Your answer should consist of every line from the records that holds the string "share".

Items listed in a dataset
★ ★ ★ ★ ★
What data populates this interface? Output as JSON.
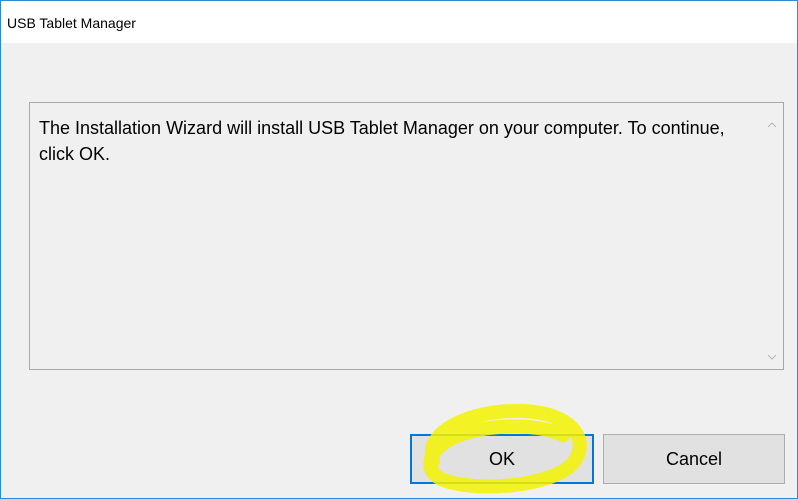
{
  "window": {
    "title": "USB Tablet Manager"
  },
  "message": {
    "text": "The Installation Wizard will install USB Tablet Manager on your computer.  To continue, click OK."
  },
  "scrollbar": {
    "up_icon": "chevron-up-icon",
    "down_icon": "chevron-down-icon"
  },
  "buttons": {
    "ok_label": "OK",
    "cancel_label": "Cancel"
  },
  "colors": {
    "window_border": "#2b8ad6",
    "dialog_background": "#f0f0f0",
    "button_background": "#e1e1e1",
    "focus_border": "#0078d7",
    "highlight_annotation": "#f2f200"
  }
}
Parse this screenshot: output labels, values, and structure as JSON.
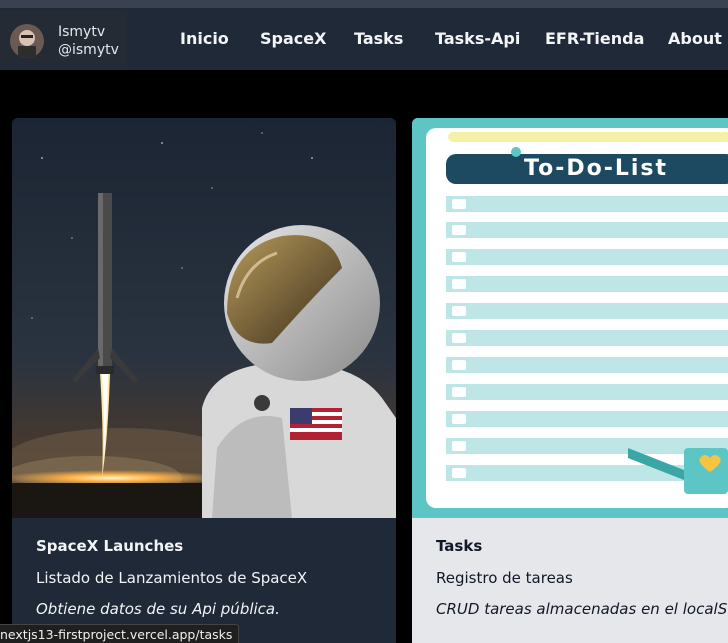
{
  "user": {
    "name": "Ismytv",
    "handle": "@ismytv"
  },
  "nav": {
    "items": [
      {
        "label": "Inicio"
      },
      {
        "label": "SpaceX"
      },
      {
        "label": "Tasks"
      },
      {
        "label": "Tasks-Api"
      },
      {
        "label": "EFR-Tienda"
      },
      {
        "label": "About"
      }
    ]
  },
  "cards": [
    {
      "title": "SpaceX Launches",
      "description": "Listado de Lanzamientos de SpaceX",
      "note": "Obtiene datos de su Api pública."
    },
    {
      "title": "Tasks",
      "description": "Registro de tareas",
      "note": "CRUD tareas almacenadas en el localStorage",
      "image_text": "To-Do-List"
    }
  ],
  "status_url": "nextjs13-firstproject.vercel.app/tasks",
  "colors": {
    "navbar": "#1f2937",
    "background": "#000000",
    "teal": "#5ec5c5"
  }
}
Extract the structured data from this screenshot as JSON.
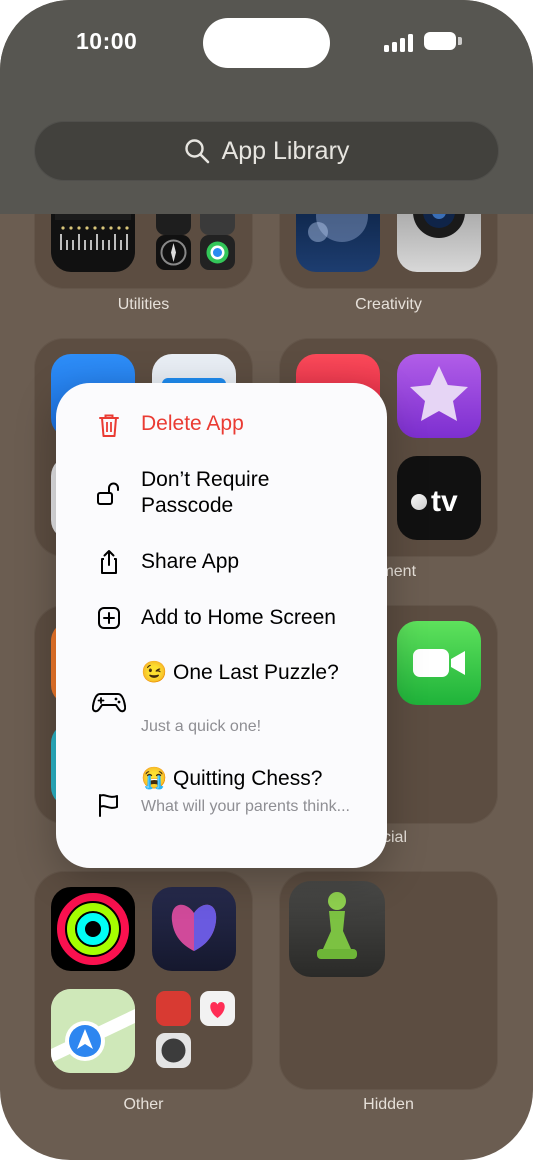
{
  "status_bar": {
    "time": "10:00"
  },
  "search": {
    "placeholder": "App Library"
  },
  "folders": {
    "utilities": "Utilities",
    "creativity": "Creativity",
    "entertainment_partial": "inment",
    "social_partial": "cial",
    "other": "Other",
    "hidden": "Hidden"
  },
  "apps": {
    "appletv_label": "tv"
  },
  "context_menu": {
    "delete": "Delete App",
    "passcode": "Don’t Require Passcode",
    "share": "Share App",
    "add_home": "Add to Home Screen",
    "puzzle_title": "😉 One Last Puzzle?",
    "puzzle_subtitle": "Just a quick one!",
    "chess_title": "😭 Quitting Chess?",
    "chess_subtitle": "What will your parents think..."
  },
  "colors": {
    "delete_red": "#ea3b33",
    "wallpaper": "#6b5d51",
    "top_band": "#575651"
  },
  "icons": [
    "search-icon",
    "trash-icon",
    "unlock-icon",
    "share-icon",
    "plus-square-icon",
    "gamepad-icon",
    "flag-icon"
  ]
}
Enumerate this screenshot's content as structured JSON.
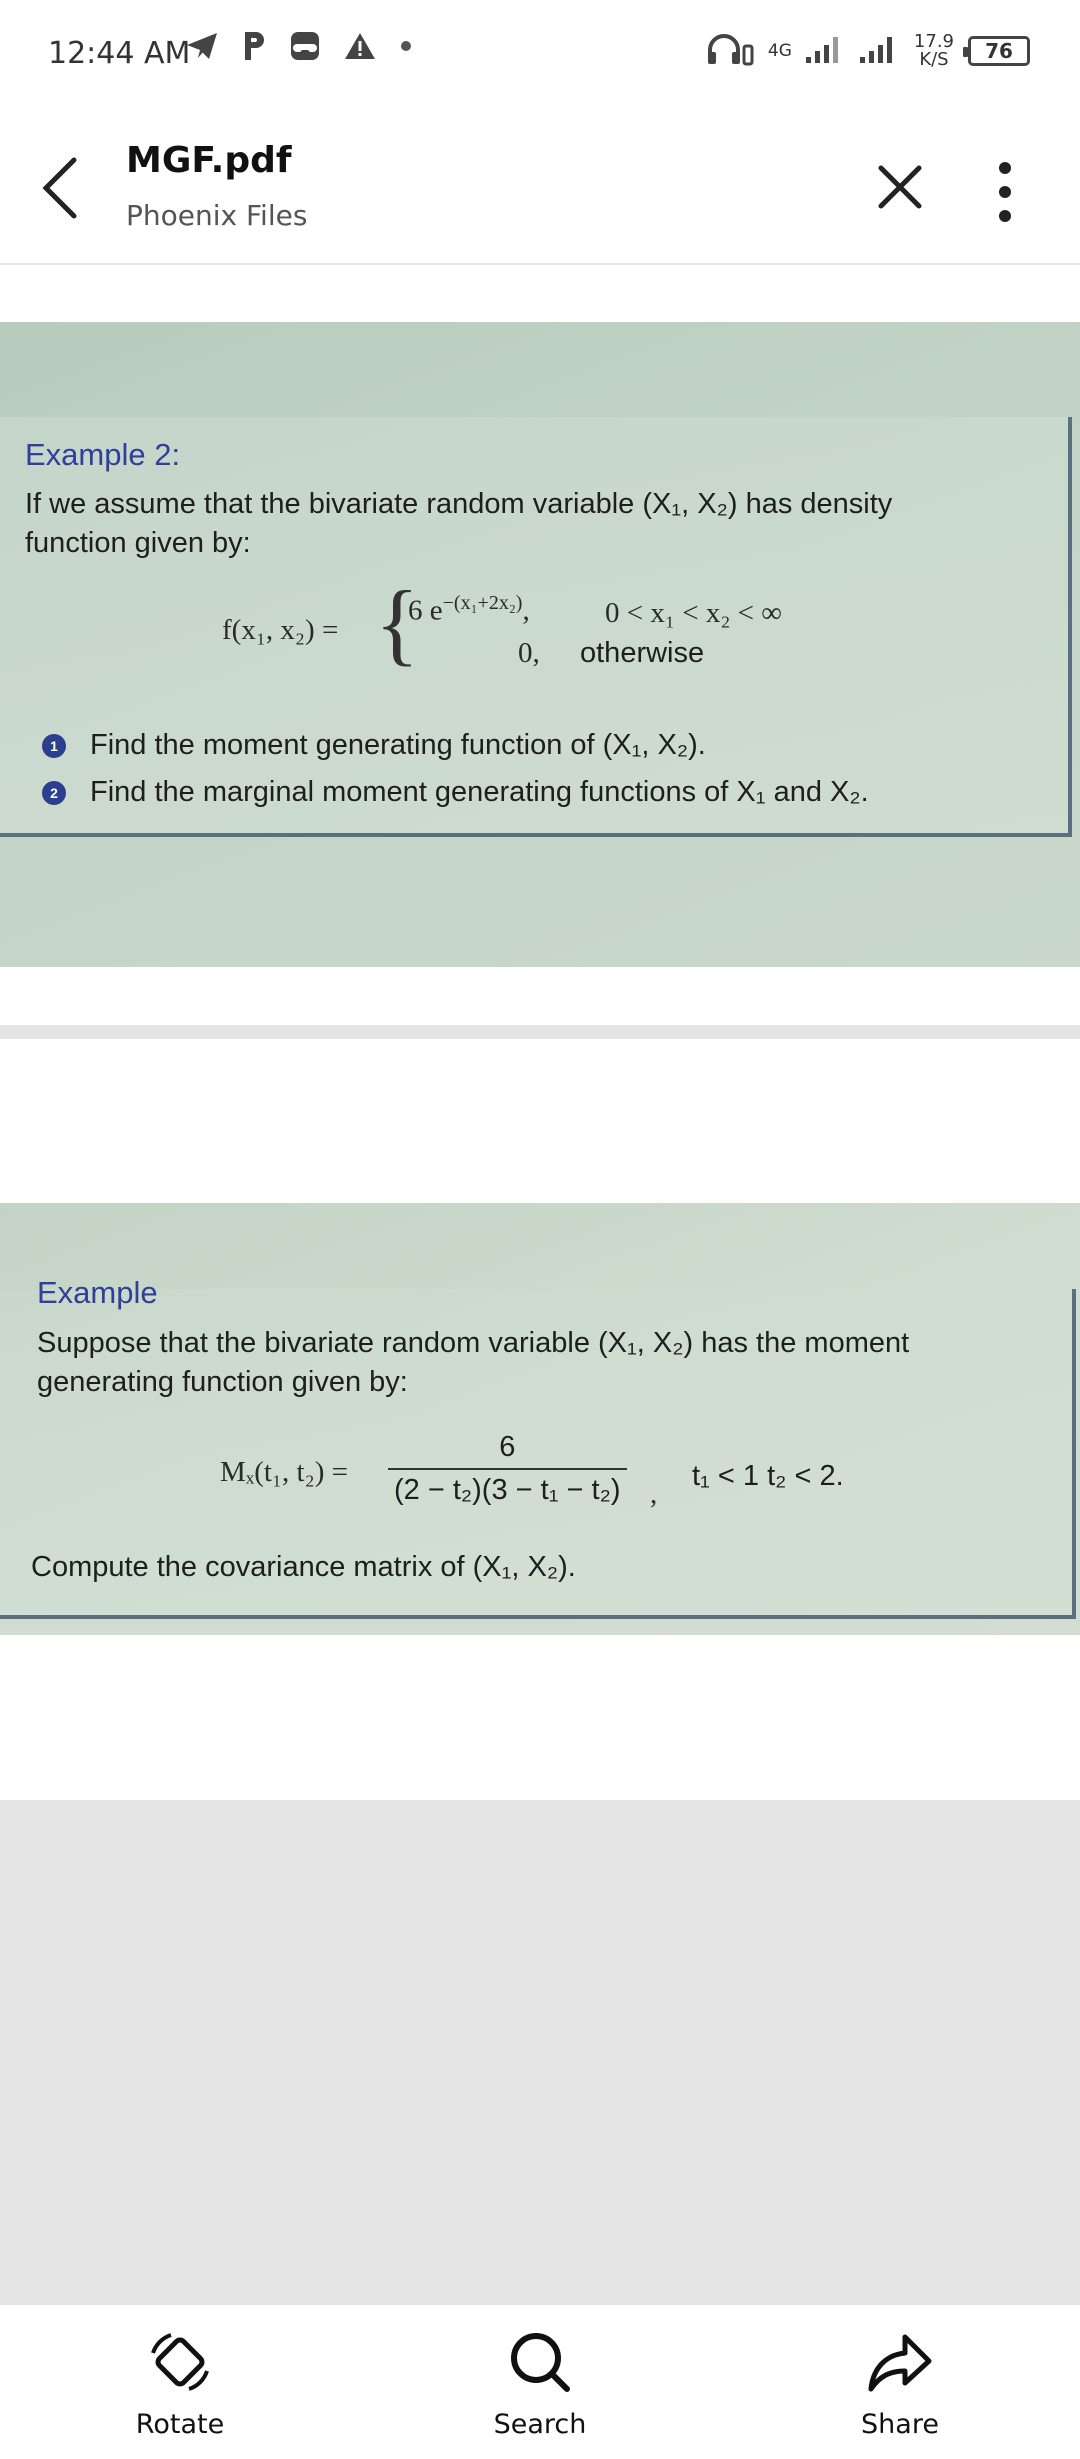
{
  "status_bar": {
    "time": "12:44 AM",
    "network_type": "4G",
    "net_speed_value": "17.9",
    "net_speed_unit": "K/S",
    "battery": "76"
  },
  "app_bar": {
    "title": "MGF.pdf",
    "subtitle": "Phoenix Files"
  },
  "page1": {
    "example_title": "Example 2:",
    "intro_line1": "If we assume that the bivariate random variable (X₁, X₂) has density",
    "intro_line2": "function given by:",
    "func_lhs": "f(x₁, x₂) =",
    "case1_expr": "6 e",
    "case1_exp": "−(x₁+2x₂)",
    "case1_comma": ",",
    "case1_cond": "0 < x₁ < x₂ < ∞",
    "case2_expr": "0,",
    "case2_cond": "otherwise",
    "items": [
      {
        "num": "1",
        "text": "Find the moment generating function of (X₁, X₂)."
      },
      {
        "num": "2",
        "text": "Find the marginal moment generating functions of X₁ and X₂."
      }
    ]
  },
  "page2": {
    "example_title": "Example",
    "intro_line1": "Suppose that the bivariate random variable (X₁, X₂) has the moment",
    "intro_line2": "generating function given by:",
    "mgf_lhs": "Mₓ(t₁, t₂) =",
    "mgf_num": "6",
    "mgf_den": "(2 − t₂)(3 − t₁ − t₂)",
    "mgf_cond": "t₁ < 1 t₂ < 2.",
    "conclusion": "Compute the covariance matrix of (X₁, X₂)."
  },
  "bottom_nav": {
    "rotate": "Rotate",
    "search": "Search",
    "share": "Share"
  }
}
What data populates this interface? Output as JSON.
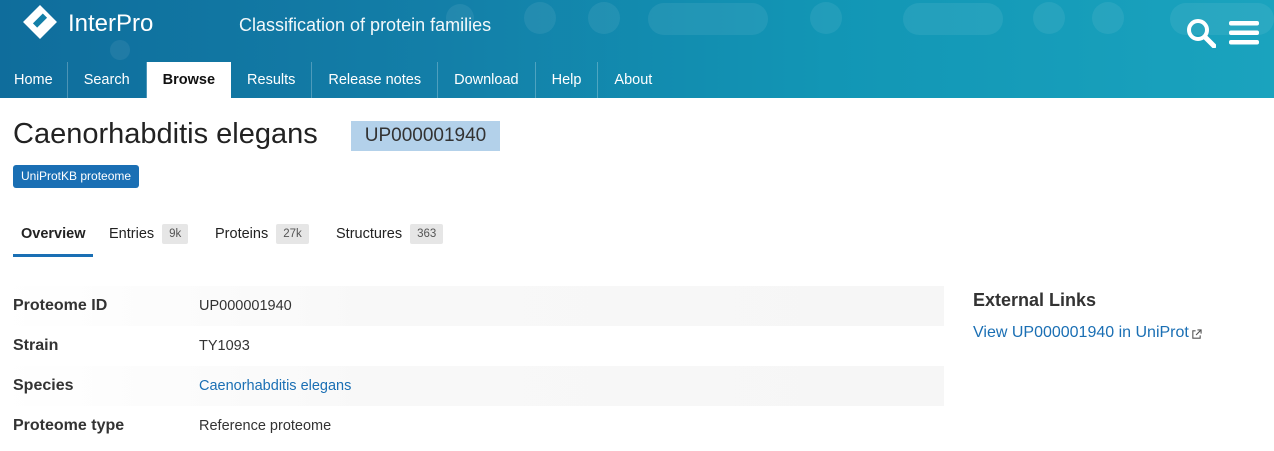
{
  "header": {
    "logo_text": "InterPro",
    "site_title": "Classification of protein families",
    "search_icon": "search-icon",
    "menu_icon": "hamburger-menu-icon"
  },
  "nav": {
    "items": [
      {
        "label": "Home"
      },
      {
        "label": "Search"
      },
      {
        "label": "Browse",
        "active": true
      },
      {
        "label": "Results"
      },
      {
        "label": "Release notes"
      },
      {
        "label": "Download"
      },
      {
        "label": "Help"
      },
      {
        "label": "About"
      }
    ]
  },
  "page": {
    "title": "Caenorhabditis elegans",
    "accession": "UP000001940",
    "badge": "UniProtKB proteome"
  },
  "tabs": [
    {
      "label": "Overview",
      "active": true
    },
    {
      "label": "Entries",
      "count": "9k"
    },
    {
      "label": "Proteins",
      "count": "27k"
    },
    {
      "label": "Structures",
      "count": "363"
    }
  ],
  "details": [
    {
      "label": "Proteome ID",
      "value": "UP000001940"
    },
    {
      "label": "Strain",
      "value": "TY1093"
    },
    {
      "label": "Species",
      "value": "Caenorhabditis elegans",
      "link": true
    },
    {
      "label": "Proteome type",
      "value": "Reference proteome"
    }
  ],
  "external_links": {
    "title": "External Links",
    "link_text": "View UP000001940 in UniProt",
    "link_icon": "external-link-icon"
  },
  "colors": {
    "brand_blue": "#1a6fb4",
    "accession_highlight": "#b3d1ea",
    "header_gradient_start": "#0f6d9c",
    "header_gradient_end": "#1aa3be"
  }
}
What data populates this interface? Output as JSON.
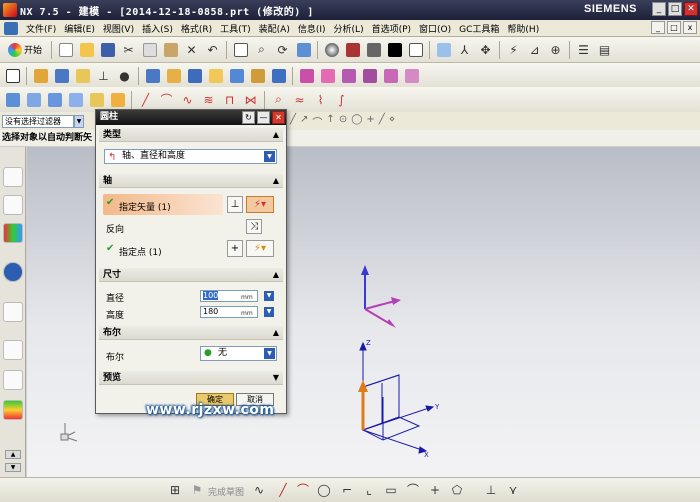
{
  "window": {
    "title": "NX 7.5 - 建模 - [2014-12-18-0858.prt  (修改的) ]",
    "brand": "SIEMENS",
    "min_label": "_",
    "max_label": "□",
    "close_label": "✕"
  },
  "menubar": {
    "items": [
      "文件(F)",
      "编辑(E)",
      "视图(V)",
      "插入(S)",
      "格式(R)",
      "工具(T)",
      "装配(A)",
      "信息(I)",
      "分析(L)",
      "首选项(P)",
      "窗口(O)",
      "GC工具箱",
      "帮助(H)"
    ]
  },
  "toolbar": {
    "start_label": "开始"
  },
  "filterbar": {
    "filter_value": "没有选择过滤器",
    "drop_label": "▼"
  },
  "infobar": {
    "text": "选择对象以自动判断矢"
  },
  "dialog": {
    "title": "圆柱",
    "reset_label": "↻",
    "min_label": "—",
    "close_label": "✕",
    "type_section": "类型",
    "type_value": "轴、直径和高度",
    "axis_section": "轴",
    "specify_vector": "指定矢量 (1)",
    "reverse_label": "反向",
    "specify_point": "指定点 (1)",
    "size_section": "尺寸",
    "diameter_label": "直径",
    "diameter_value": "100",
    "height_label": "高度",
    "height_value": "180",
    "unit": "mm",
    "boolean_section": "布尔",
    "boolean_label": "布尔",
    "boolean_value": "无",
    "preview_section": "预览",
    "ok_label": "确定",
    "cancel_label": "取消",
    "collapse_up": "▲",
    "collapse_down": "▼"
  },
  "bottombar": {
    "sketch_label": "完成草图"
  },
  "viewport": {
    "axis_x": "X",
    "axis_y": "Y",
    "axis_z": "Z"
  },
  "watermark": "www.rjzxw.com",
  "colors": {
    "titlebar": "#1c2038",
    "dialog_title": "#121212",
    "vector_highlight": "#f2b98a",
    "datum_x": "#1a1aa8",
    "datum_y": "#1a1aa8",
    "datum_z": "#1a1aa8",
    "vector_arrow": "#e07b1a",
    "triad_x": "#b53fb5",
    "triad_z": "#3a3ad0"
  }
}
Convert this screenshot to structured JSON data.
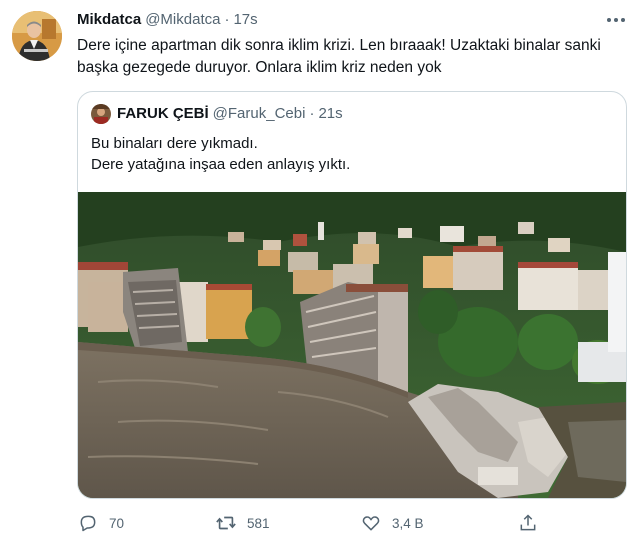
{
  "tweet": {
    "author_name": "Mikdatca",
    "author_handle": "@Mikdatca",
    "separator": "·",
    "time": "17s",
    "text": "Dere içine apartman dik sonra iklim krizi. Len bıraaak! Uzaktaki binalar sanki başka gezegede duruyor. Onlara iklim kriz neden yok"
  },
  "quote": {
    "author_name": "FARUK ÇEBİ",
    "author_handle": "@Faruk_Cebi",
    "separator": "·",
    "time": "21s",
    "lines": [
      "Bu binaları dere yıkmadı.",
      "Dere yatağına inşaa eden anlayış yıktı."
    ]
  },
  "actions": {
    "reply_count": "70",
    "retweet_count": "581",
    "like_count": "3,4 B"
  },
  "icons": {
    "more": "more-icon",
    "reply": "reply-icon",
    "retweet": "retweet-icon",
    "like": "heart-icon",
    "share": "share-icon"
  },
  "colors": {
    "text": "#0f1419",
    "secondary": "#536471",
    "border": "#cfd9de"
  }
}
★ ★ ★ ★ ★
- [RESPONSE TO THE TASK]:
    "share": "Share App",
    "share-icon",
    "share": "Share"
    "share": "share-icon"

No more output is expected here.